Encyclopedia of the Great Plains

David J. Wishart, Editor


For more than a century the buildings of Thomas Rogers Kimball have graced the landscape of Nebraska and surrounding states. His architecture has a refined character that reflects his highly developed training. Kimball was born in Linwood, Ohio, into an influential railroad family in 1862. In his early teens the family moved to Omaha, where he completed his high school education. His formal education in architecture began at the University of Nebraska (1878–80). He continued his studies at the Cowles School of Art in Boston (1883– 84), at the Massachusetts Institute of Technology (1885–87), and finally with the artist Henri Harpignies in Paris (1887). Through this training Kimball learned to visualize structures in three dimensions, and he was able to design in many architectural styles.

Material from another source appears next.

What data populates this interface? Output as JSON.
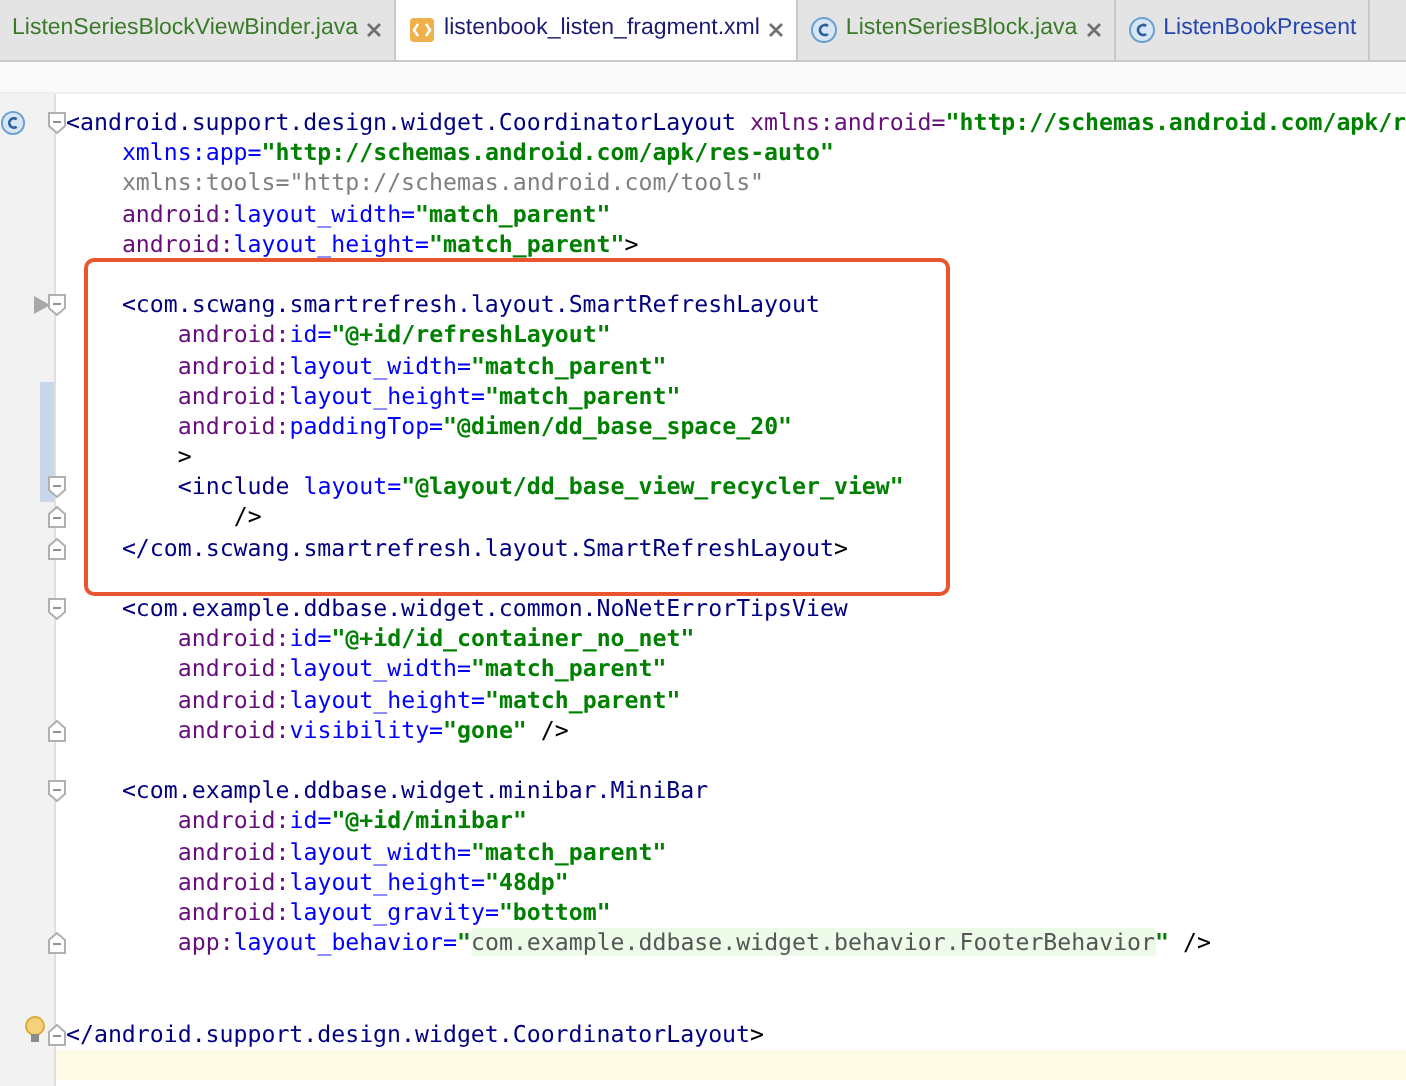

Over the course of forty-four years Kimball's buildings changed the skyline of Omaha. Major structures include the Omaha Public Library (1892), the Burlington Station (1896), the Omaha Country Club (1900), St. Cecilia's Cathedral (1905–59), Philomena's Church and School (1908), the Fontenelle Hotel (1913), and the Omaha World-Herald Building (1915). Outside of Omaha, Kimball designed many important government and commercial structures, including the Lincoln, Nebraska, Telephone Building (1894), the Dome Lake Club, Sheridan, Wyoming (1895), the Hall County Courthouse, Grand Island, Nebraska (1901), the Battle Mount Sanitarium, Hot Springs, South Dakota (1902), and the Second Church of Christ Scientist, Minneapolis, Minnesota (1928).

Kimball achieved a national prominence. In 1896 he and his Boston partner, C. Howard Walker, were selected as the architects in chief of the 1898 Trans-Mississippi and International Exposition held in Omaha. In 1901 he was selected a fellow of the American Institute of Architects, and in 1909 he was appointed by President Theodore Roosevelt to the Commission of Fine Arts. Walker and Kimball were reunited in 1903 as members of the 1904 St. Louis Louisiana Purchase Exposition Architectural Board, and they designed the Electricity Building for the exposition. Kimball served as president of the American Institute of Architects from 1918 to 1920.

One of Kimball's major contributions to architecture was made behind the scenes in 1919, when he was asked to write the design program for the Nebraska State Capitol Commission. In this capacity he gave the architects full freedom and flexibility, ultimately resulting in Bertram Grosvenor Goodhue's magnificent structure.

David L. Batie East Carolina University

Haynes, James B. History of the Trans-Mississippi and International Exposition of 1898. Omaha: Committee on History, 1910.

Thomas Rogers Kimball Collection, Nebraska State Historical Society, Lincoln.

Previous: Hispanic Architecture | Contents | Next: Landscape Architecture

XML: egp.arc.030.xml